Michelle heard the word as part of my discourse on the mission of We Supply America. My goal to define the innovative spirit and purpose-driven culture of distribution and to bring the stories of this industry to the masses spoke to her. In hearing my thoughts on distributors, Michelle went: “Heck yeah, that’s us.”
I am inspired that our mission made Michelle feel seen. We are making progress out here on the road, recognizing the hard and beautiful work that distributors contribute to our great country.
This is exactly our goal, and Michelle’s incredible support made one thing obvious: I have to visit her and the team at Advanced Electrical Supply in Chicago, Illinois! So, we’ve added a stop to our tour and I am thrilled to join them tomorrow at their Chicago location.
Thank you, Michelle, for inspiring me. I can’t wait to see you tomorrow!
One More Thing
In the spirit of the behind-the-scenes sharing that is embedded into our We Supply America Tour, I asked my marketing agency, Zen Media, to lift the curtain and share our and other proven strategies.
On Tuesday, we’ll be hosting a bonus webinar, that will be specifically geared toward marketing for wholesale distribution. From creating credibility and thought leadership, to standing out among the competition and increasing revenue—you will learn marketing strategies to increase engagement, reach your target demographic, and tell your story.
Join us on Tuesday, August 3rd, 3:00 pm–4:00 pm CST to learn all of the marketing strategies, tips, and tricks that Stephanie Chavez, CTSM, Global Chief Marketing Officer at Zen Media, that you’ll be able to put into practice immediately—like we are doing with the We Supply America tour.
Register now! https://lnkd.in/dnEhmuw
Back on the Road
Next up, I’m headed to Chicago, Illinois to visit Advance Electrical Supply—and maybe have a Chicago Dog or some Chicago deep dish! And that’s just the start of a We Supply America packed week with tour stops in Davenport, IA; Moline, IL; Mooreland, IA, and then back up to Minneapolis! I’m so grateful to all of you who are following my journey.

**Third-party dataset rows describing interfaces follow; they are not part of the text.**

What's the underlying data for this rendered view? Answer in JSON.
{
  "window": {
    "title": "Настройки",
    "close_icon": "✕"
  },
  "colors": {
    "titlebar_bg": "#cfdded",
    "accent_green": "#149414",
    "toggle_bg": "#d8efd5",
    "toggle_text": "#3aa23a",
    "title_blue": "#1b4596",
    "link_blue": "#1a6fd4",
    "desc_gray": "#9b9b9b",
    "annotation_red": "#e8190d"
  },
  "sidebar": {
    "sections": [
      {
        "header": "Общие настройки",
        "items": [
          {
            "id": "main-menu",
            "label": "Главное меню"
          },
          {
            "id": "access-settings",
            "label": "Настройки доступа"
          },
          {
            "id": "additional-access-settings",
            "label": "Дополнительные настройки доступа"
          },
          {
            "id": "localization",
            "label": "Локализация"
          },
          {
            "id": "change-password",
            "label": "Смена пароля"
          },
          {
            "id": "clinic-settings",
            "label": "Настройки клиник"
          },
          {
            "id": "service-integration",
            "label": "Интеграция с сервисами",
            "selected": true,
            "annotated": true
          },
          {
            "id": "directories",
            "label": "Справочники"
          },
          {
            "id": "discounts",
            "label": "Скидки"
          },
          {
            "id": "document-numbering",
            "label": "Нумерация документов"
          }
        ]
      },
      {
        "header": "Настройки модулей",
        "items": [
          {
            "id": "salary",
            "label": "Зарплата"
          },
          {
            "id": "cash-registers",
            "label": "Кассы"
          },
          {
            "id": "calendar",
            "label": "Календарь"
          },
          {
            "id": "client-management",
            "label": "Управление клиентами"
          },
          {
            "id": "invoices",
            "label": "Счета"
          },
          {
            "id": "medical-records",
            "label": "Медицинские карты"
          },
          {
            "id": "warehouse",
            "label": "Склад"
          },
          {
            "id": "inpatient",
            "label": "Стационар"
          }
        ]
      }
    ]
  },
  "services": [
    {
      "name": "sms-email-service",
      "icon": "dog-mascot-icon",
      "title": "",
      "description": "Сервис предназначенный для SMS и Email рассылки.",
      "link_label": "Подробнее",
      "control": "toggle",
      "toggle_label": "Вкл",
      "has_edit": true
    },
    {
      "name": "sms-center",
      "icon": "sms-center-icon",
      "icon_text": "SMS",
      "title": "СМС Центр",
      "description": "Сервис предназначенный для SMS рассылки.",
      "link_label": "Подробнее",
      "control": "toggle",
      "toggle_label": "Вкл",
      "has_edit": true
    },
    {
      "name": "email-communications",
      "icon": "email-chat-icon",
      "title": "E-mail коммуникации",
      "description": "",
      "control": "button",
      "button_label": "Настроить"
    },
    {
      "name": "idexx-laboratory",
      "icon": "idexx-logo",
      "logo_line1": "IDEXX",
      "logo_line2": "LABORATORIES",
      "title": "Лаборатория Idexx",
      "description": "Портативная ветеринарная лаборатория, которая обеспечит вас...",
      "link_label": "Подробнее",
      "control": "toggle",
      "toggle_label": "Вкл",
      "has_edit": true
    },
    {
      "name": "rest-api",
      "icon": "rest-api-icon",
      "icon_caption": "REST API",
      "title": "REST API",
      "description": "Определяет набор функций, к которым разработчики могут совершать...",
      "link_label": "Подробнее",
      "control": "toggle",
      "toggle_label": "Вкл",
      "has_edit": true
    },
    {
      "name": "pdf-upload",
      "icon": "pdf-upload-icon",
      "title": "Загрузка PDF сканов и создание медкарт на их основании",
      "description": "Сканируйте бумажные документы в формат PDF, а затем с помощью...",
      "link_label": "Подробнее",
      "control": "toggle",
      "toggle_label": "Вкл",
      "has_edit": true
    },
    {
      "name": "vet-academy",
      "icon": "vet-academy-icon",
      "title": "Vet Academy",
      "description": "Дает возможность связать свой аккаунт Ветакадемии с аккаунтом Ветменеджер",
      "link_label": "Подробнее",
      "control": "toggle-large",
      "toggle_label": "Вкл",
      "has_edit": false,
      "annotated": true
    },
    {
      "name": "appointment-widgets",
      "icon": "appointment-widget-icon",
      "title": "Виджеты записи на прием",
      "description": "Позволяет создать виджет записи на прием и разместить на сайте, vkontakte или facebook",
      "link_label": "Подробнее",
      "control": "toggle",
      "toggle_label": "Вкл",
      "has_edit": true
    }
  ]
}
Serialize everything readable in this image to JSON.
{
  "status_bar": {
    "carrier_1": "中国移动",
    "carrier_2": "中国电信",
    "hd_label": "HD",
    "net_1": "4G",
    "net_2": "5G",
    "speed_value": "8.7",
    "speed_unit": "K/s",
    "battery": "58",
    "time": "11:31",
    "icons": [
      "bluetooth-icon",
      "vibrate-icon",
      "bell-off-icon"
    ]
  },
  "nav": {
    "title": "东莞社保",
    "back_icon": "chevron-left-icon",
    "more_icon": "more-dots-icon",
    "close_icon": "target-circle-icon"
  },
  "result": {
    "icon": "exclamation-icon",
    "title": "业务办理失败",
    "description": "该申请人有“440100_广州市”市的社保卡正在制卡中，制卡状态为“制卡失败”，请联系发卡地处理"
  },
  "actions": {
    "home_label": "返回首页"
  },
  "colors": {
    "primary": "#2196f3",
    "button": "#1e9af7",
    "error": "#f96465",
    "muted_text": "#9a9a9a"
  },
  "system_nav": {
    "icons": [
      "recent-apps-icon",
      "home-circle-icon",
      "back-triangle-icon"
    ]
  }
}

If you’re west of the Mississippi, I’d love to meet you and your team. I want to tell your stories as we continue to build this larger story—the story of the noble calling of distribution.
Text MEETUP to (847) 744-8570 so we can set up a visit!